Justia Civil Procedure Opinion SummariesArticles Posted in Ohio Supreme Court
Oaktree Condo. Ass’n, Inc. v. Hallmark Bldg. Co.
In 1990, construction was completed on a condominium development. In 2003, the Oaktree Condominium Association (“Oaktree”) discovered that there was a defect in the construction. In 2007, Oaktree filed an action against the builder of the condominiums. The jury returned a verdict in favor of Oaktree. The trial court, however, ruled that Oaktree’s claims were time-barred under a ten-year statute of repose enacted by the General Assembly in 2007. The court of appeals affirmed, reasoning that although the statute of repose was not in effect at the time that Oaktree’s action accrued, the action was nonetheless time-barred because Oaktree did not file its action within two years of accrual. The Supreme Court reversed and reinstated the jury verdict in favor of Oaktree, holding (1) Ohio’s construction statute of repose is unconstitutional as applied to Oaktree because the retroactive application of the statute would bar Okatree’s accrued action; (2) a cause of action that has accrued but on which no suit has been filed by the effective date of repose is governed by the relevant statute of limitations; and (3) the complaint was filed within four years of its accrual and was therefore timely under the relevant statute of limitations. View "Oaktree Condo. Ass'n, Inc. v. Hallmark Bldg. Co." on Justia Law

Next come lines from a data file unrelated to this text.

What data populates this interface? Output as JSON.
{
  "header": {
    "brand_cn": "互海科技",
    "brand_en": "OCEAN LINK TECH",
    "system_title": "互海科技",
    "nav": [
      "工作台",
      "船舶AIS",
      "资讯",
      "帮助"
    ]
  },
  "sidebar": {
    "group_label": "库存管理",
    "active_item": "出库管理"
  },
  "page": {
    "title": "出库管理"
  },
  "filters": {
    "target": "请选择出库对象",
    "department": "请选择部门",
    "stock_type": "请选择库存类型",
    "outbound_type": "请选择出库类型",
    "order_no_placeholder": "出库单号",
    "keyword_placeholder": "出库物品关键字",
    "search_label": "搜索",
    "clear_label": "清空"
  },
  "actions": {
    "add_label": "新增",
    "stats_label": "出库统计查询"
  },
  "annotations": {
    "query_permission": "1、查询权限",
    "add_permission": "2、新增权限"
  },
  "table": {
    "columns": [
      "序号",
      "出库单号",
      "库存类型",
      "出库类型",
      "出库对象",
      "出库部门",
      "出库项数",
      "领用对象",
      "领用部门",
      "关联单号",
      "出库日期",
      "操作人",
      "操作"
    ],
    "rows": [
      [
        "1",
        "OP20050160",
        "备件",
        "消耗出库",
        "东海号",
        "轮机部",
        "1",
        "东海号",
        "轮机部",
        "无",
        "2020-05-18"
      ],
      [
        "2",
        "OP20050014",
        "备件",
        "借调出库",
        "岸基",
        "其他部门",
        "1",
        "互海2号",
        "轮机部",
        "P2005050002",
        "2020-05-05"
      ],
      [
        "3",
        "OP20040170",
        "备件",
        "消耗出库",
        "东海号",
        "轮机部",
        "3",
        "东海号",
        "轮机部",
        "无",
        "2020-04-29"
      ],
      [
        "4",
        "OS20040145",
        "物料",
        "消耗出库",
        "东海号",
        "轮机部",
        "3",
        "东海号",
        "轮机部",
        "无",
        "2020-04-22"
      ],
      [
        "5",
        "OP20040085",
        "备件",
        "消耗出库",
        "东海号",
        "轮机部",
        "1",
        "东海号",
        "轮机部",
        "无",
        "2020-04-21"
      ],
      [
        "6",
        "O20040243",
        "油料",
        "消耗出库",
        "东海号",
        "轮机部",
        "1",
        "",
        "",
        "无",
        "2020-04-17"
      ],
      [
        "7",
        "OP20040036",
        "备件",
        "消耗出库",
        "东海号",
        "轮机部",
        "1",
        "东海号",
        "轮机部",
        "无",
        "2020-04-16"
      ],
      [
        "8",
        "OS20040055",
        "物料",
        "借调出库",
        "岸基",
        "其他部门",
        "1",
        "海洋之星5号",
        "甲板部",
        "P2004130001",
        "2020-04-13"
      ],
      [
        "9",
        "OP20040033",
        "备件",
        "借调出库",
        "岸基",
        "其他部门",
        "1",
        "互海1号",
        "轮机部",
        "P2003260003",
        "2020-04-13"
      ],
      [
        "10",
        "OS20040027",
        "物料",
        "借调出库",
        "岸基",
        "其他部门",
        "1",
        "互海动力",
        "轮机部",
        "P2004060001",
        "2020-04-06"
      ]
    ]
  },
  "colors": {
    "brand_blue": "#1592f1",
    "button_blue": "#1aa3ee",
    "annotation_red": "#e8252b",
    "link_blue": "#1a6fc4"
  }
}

State ex rel. West v. McDonnell
Appellant was found guilty of four felonies, with forfeiture specifications, for running a marijuana-distribution operation out of a building he and his brothers owned on Scranton Road. Common Pleas Court Judge Nancy McDonnell issued a sentencing entry listing the property at Scranton Road as property to be forfeited. On October 11, 2011, Appellant appealed the sentencing order. On January 13, 2012, Judge McDonnell issued a journal entry reiterating Appellant’s sentence and ordering transfer of the property. On October 23, 2012, Appellant sought a writ of prohibition to vacate Judge McDonnell’s January 13, 2012 order, arguing that Judge McDonnell lacked jurisdiction to enter the order. The court of appeals dismissed Appellant’s petition, concluding that Ohio Rev. Code 2981.04 vested Judge McDonnell with jurisdiction to conduct forfeiture proceedings even after the notice of appeal was filed. The Supreme Court affirmed, holding that Judge McDonnell did not patently and unambiguously lack jurisdiction and that any errors in the proceedings should be addressed on appeal. View "State ex rel. West v. McDonnell" on Justia Law